The Art of Storytelling

Last evening, I enjoyed listening to seasoned storytellers from the Guelph Guild of Storytellers. The ninety minutes flew by as Sya Van Geest, Brian Holstein, Maryann Bailey, and visiting storyteller, Donna McCaw shared original, traditional and personal stories with us. I was impressed by the complexity and simplicity of the stories and took note of the different styles of telling.

Brian likes to start his stories with “Once upon a time” and offers twists on traditional favourites. Last night, the classic Three Little  Pigs became Three Little Wolves with the pig as the bully. He is not a fan of “happily ever after” and often changes the expected endings.

I love watching Sya’s expressive face as she describes the setting and characters in her stories. This seasoned teller likes to borrow stories from African and Aboriginal folklore. Sya also delivered a short, informative PowerPoint session on “Finding Your Story.”

When I listen to Maryann, I know there will be a universal lesson in her stories. Last night, she entertained us with a “devil” story.

Donna shared two short stories: a personal one and a variation of the big bad wolf tale. The retired teacher and author impressed all of us with her poise and soft-spoken delivery.

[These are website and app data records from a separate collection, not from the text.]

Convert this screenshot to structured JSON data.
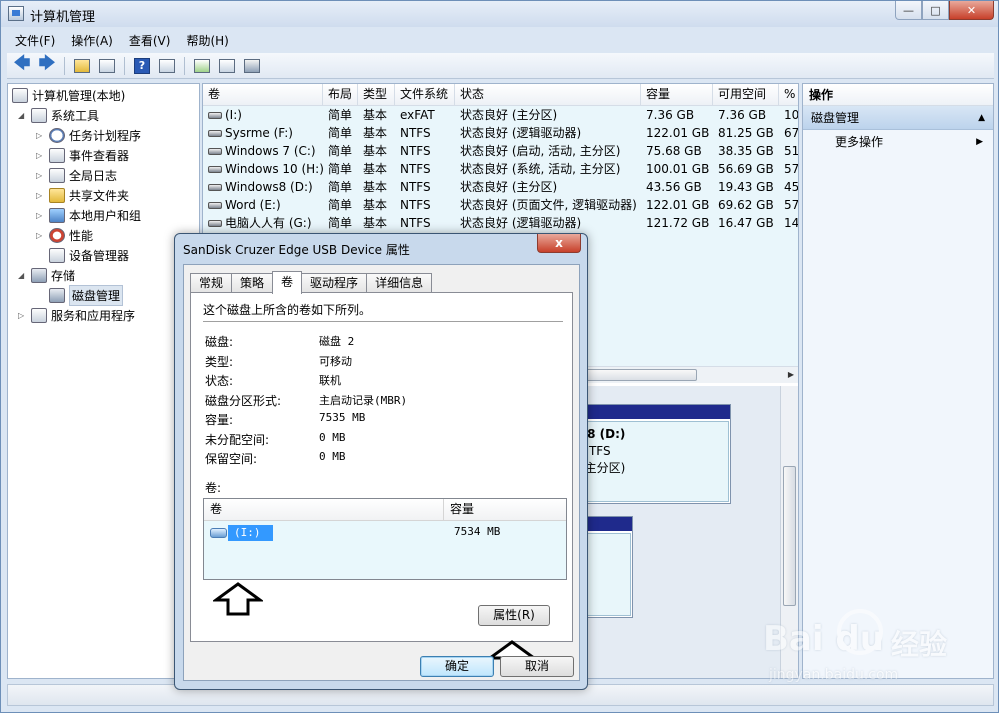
{
  "window": {
    "title": "计算机管理"
  },
  "menu": [
    "文件(F)",
    "操作(A)",
    "查看(V)",
    "帮助(H)"
  ],
  "tree": {
    "root": "计算机管理(本地)",
    "items": [
      {
        "label": "系统工具",
        "level": 1,
        "expanded": true
      },
      {
        "label": "任务计划程序",
        "level": 2
      },
      {
        "label": "事件查看器",
        "level": 2
      },
      {
        "label": "全局日志",
        "level": 2
      },
      {
        "label": "共享文件夹",
        "level": 2
      },
      {
        "label": "本地用户和组",
        "level": 2
      },
      {
        "label": "性能",
        "level": 2
      },
      {
        "label": "设备管理器",
        "level": 2
      },
      {
        "label": "存储",
        "level": 1,
        "expanded": true
      },
      {
        "label": "磁盘管理",
        "level": 2,
        "selected": true
      },
      {
        "label": "服务和应用程序",
        "level": 1
      }
    ]
  },
  "volumes": {
    "headers": [
      "卷",
      "布局",
      "类型",
      "文件系统",
      "状态",
      "容量",
      "可用空间",
      "%"
    ],
    "rows": [
      [
        "(I:)",
        "简单",
        "基本",
        "exFAT",
        "状态良好 (主分区)",
        "7.36 GB",
        "7.36 GB",
        "10"
      ],
      [
        "Sysrme (F:)",
        "简单",
        "基本",
        "NTFS",
        "状态良好 (逻辑驱动器)",
        "122.01 GB",
        "81.25 GB",
        "67"
      ],
      [
        "Windows 7  (C:)",
        "简单",
        "基本",
        "NTFS",
        "状态良好 (启动, 活动, 主分区)",
        "75.68 GB",
        "38.35 GB",
        "51"
      ],
      [
        "Windows 10 (H:)",
        "简单",
        "基本",
        "NTFS",
        "状态良好 (系统, 活动, 主分区)",
        "100.01 GB",
        "56.69 GB",
        "57"
      ],
      [
        "Windows8 (D:)",
        "简单",
        "基本",
        "NTFS",
        "状态良好 (主分区)",
        "43.56 GB",
        "19.43 GB",
        "45"
      ],
      [
        "Word (E:)",
        "简单",
        "基本",
        "NTFS",
        "状态良好 (页面文件, 逻辑驱动器)",
        "122.01 GB",
        "69.62 GB",
        "57"
      ],
      [
        "电脑人人有 (G:)",
        "简单",
        "基本",
        "NTFS",
        "状态良好 (逻辑驱动器)",
        "121.72 GB",
        "16.47 GB",
        "14"
      ]
    ]
  },
  "disk_panel": {
    "line1": "s8  (D:)",
    "line2": "NTFS",
    "line3": "(主分区)"
  },
  "actions": {
    "header": "操作",
    "section": "磁盘管理",
    "more": "更多操作"
  },
  "dialog": {
    "title": "SanDisk Cruzer Edge USB Device 属性",
    "close": "x",
    "tabs": [
      "常规",
      "策略",
      "卷",
      "驱动程序",
      "详细信息"
    ],
    "intro": "这个磁盘上所含的卷如下所列。",
    "props": [
      {
        "label": "磁盘:",
        "value": "磁盘 2"
      },
      {
        "label": "类型:",
        "value": "可移动"
      },
      {
        "label": "状态:",
        "value": "联机"
      },
      {
        "label": "磁盘分区形式:",
        "value": "主启动记录(MBR)"
      },
      {
        "label": "容量:",
        "value": "7535 MB"
      },
      {
        "label": "未分配空间:",
        "value": "0 MB"
      },
      {
        "label": "保留空间:",
        "value": "0 MB"
      }
    ],
    "volumes_label": "卷:",
    "list_headers": [
      "卷",
      "容量"
    ],
    "list_rows": [
      {
        "name": "(I:)",
        "capacity": "7534 MB"
      }
    ],
    "properties_button": "属性(R)",
    "ok_button": "确定",
    "cancel_button": "取消"
  },
  "watermark": {
    "brand": "Bai  du",
    "cn": "经验",
    "url": "jingyan.baidu.com"
  }
}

I now know why the guild has been described as “one of Guelph’s best kept secrets.”

A few details…

The Guelph Guild of Storytellers meets on the second Wednesday of each month at 7:00 p.m. at the Main Branch of the Guelph Public Library.

Hope to see you there.


The Art of Storytelling

For the most part, I enjoy listening to writers read from their novels. The book comes alive as its creator breathes life into each word and punctuation mark. But sometimes, the writer’s storytelling abilities fall short and I’m left to question why his or her speaking voice is so different.

There is a definite art to storytelling.

Recently, I participated in a workshop facilitated by Sya Van Geest of the Guelph Storytellers Guild. She displayed her well-honed communication skills as she interspersed her PowerPoint presentation with folk tales. It is easy to see why she is so well received by all her listeners.

At one point, she turned the tables on us and asked us to tell the stories behind our given names.

A few of her hints…

1. Get out of yourself when you tell a story. Realize that you are only the conduit of the story.

2. Stories are meant for the ear. Do not memorize the story before telling it.

3. You can find your stories in different places. Be alert to what you see, hear and read.

4. Throw your voice.

5. Practice your story by living and feeling it. Have it in your head and go over it many times…before falling asleep, while doing chores, while driving.

6. When telling your story, build on the positive energy of attentive audience members. Ignore the one or two audience members who may be sleeping or not paying attention.

7. Trust your instincts. There is no one way to develop a personal style.

One of her suggested resources: New Tales for Old by Gail deVos and Anna Altman.